Here is what the player said:

"In any sport when you put a replay in slow motion, viewers/analysts think athletes are weighing thoughts and pros/cons because it looks slow.

"We play on instincts and react to situations. We know with one out and first-and-third in double-play situations, we have to try and break up the play.

"We don't take into account the possibility of a bad throw or a middle infielder being in an awkward position." The play occurred with runners at first and third, one out in the bottom of the seventh inning and the Dodgers trailing Game 2 of the Division Series, 2-1. The tying run scored, and the Dodgers went on to a 5-2 victory.

A number of past and current players have mentioned to me that second baseman Daniel Murphy's soft toss and Tejada's turning of his back to Utley contributed to the outcome. Those players are not blaming Tejada and exonerating Utley; they are simply pointing out that the play was more complicated than it appeared.

"In a regular-season game, Tejada likely catches the ball and takes the one out, but he knows the situation as does Chase who probably (but maybe not because he plays only one way) slides differently," the fair-minded veteran said. "Both guys know the series is essentially on the line there and want to make a winning play."

Alas, the play disintegrated like a car crash and Tejada suffered an injury that could jeopardize his career. The Pirates' Jung Ho-Kang met a similar fate on Sept. 17, suffering a torn MCL and fractured tibia on a takeout slide by the Cubs' Chris Coghlan, who was not disciplined.

Yes, occasional contact is inevitable and part of the game, but when two playoff teams lose starting infielders within a matter of weeks, something is wrong. The good news is that baseball finally plans to act on the problem. Torre mentioned in his statement on Utley that the sport intends to continue talks with the union this offseason about a new rule to better protect middle infielders.

What would such a rule look like? Torre said on our broadcast that his preference is for runners to slide directly into the base rather than at an infielder, an adjustment currently being tested in the Arizona Fall League.

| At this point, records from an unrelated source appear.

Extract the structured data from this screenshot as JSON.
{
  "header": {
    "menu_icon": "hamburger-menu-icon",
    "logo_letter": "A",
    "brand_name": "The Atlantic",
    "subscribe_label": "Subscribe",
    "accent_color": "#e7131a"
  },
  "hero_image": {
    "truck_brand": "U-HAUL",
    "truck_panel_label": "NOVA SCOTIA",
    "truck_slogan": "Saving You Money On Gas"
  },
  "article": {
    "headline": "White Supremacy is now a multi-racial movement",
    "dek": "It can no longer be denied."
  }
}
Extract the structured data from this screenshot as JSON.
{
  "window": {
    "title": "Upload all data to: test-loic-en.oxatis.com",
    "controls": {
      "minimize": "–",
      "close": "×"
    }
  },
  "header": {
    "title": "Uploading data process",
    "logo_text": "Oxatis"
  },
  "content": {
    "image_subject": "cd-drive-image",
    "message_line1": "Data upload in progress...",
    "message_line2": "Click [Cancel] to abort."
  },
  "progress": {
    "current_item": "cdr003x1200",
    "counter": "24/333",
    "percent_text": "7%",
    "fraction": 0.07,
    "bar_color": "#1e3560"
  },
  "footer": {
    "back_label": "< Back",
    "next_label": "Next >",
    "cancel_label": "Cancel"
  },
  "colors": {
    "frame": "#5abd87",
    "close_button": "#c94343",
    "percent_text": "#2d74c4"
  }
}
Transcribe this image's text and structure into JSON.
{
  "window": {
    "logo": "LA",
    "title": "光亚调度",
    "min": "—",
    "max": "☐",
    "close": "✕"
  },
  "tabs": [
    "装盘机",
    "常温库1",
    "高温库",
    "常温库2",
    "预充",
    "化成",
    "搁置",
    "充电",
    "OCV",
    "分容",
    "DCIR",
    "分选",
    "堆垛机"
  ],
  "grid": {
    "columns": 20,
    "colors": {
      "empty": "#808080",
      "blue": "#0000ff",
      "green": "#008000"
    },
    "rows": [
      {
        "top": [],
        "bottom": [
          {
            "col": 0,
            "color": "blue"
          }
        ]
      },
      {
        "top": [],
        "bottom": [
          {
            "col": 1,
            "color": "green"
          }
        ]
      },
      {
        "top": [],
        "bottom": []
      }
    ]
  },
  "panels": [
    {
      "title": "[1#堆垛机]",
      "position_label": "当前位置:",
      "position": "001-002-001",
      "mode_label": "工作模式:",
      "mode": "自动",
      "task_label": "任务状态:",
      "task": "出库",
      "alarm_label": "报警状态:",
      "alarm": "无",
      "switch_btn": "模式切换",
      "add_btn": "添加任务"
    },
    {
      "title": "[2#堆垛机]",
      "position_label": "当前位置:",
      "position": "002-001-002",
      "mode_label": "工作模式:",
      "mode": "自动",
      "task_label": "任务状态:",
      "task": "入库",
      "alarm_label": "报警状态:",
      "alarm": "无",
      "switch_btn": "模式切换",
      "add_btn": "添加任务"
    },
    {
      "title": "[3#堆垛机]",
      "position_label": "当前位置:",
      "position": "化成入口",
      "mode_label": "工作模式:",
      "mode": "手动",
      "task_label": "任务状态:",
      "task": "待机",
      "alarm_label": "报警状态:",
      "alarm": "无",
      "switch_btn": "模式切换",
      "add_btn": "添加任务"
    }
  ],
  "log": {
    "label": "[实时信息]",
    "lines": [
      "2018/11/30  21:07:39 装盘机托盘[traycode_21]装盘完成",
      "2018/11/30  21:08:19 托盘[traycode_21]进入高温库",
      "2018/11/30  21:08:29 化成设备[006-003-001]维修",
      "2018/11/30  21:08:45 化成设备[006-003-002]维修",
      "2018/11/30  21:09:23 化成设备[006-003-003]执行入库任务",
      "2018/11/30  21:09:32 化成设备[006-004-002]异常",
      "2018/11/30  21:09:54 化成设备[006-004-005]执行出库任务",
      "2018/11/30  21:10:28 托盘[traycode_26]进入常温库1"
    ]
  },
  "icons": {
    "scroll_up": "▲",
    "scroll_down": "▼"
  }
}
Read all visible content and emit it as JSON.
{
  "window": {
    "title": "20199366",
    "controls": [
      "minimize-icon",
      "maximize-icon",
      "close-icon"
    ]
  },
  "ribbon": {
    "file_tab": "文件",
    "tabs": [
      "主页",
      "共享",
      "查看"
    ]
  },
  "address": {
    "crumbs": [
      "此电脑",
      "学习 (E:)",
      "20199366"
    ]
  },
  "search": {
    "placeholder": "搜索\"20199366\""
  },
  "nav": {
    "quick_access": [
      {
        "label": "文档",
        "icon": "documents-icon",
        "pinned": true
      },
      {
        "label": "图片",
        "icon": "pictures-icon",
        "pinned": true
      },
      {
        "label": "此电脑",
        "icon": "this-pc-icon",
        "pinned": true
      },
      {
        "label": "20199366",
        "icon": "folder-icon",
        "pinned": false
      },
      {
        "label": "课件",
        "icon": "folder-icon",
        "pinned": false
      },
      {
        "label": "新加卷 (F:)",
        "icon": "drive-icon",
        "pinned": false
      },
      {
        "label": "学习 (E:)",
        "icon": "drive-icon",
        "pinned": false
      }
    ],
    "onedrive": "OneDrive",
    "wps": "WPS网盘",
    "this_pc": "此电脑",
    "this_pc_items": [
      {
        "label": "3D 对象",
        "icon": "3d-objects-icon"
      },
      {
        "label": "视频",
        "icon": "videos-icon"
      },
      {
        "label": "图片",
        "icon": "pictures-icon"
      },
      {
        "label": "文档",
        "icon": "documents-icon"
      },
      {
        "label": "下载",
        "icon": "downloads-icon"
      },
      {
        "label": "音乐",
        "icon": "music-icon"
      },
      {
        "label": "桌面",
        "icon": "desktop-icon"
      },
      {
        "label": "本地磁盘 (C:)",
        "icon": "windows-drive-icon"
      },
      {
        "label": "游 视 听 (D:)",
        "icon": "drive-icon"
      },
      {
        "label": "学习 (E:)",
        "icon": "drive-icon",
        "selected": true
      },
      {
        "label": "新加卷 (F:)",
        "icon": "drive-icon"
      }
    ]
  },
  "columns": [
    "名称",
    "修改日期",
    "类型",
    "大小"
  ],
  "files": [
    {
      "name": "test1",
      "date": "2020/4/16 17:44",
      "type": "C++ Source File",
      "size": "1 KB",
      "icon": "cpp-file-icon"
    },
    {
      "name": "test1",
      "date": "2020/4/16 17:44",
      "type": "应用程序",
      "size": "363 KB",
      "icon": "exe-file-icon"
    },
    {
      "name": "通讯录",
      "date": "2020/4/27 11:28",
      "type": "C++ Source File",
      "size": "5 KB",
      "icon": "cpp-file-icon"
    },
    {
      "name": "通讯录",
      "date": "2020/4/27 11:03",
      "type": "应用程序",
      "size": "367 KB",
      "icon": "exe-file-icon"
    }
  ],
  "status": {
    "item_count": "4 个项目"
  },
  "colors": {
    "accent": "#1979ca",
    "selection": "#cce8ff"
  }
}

Some players likely will oppose that change, believing it to be too drastic.

One suggested eliminating late slides, saying runners should be required to hit the dirt first, then slide through -- something Utley did not do. Another said that baseball needs to expand the scope of the neighborhood play so that infielders can get out of the way without worrying about touching the bag -- perhaps that would have helped Tejada.

As we've learned with replay, things are rarely as simple as they seem. Baseball needed to adjust the home-plate collision rule so that umpires would not apply it on force plays at the plate. A rule to protect middle infielders will require careful study, and adjustment will be necessary if unintended consequences occur.

All that is understood; just get on with it already. The umpires' interpretation of the rules Saturday, combined with Torre's decision Sunday, created a legal mess to rival the physical mess that occurred when Utley barreled into Tejada. And that's saying something.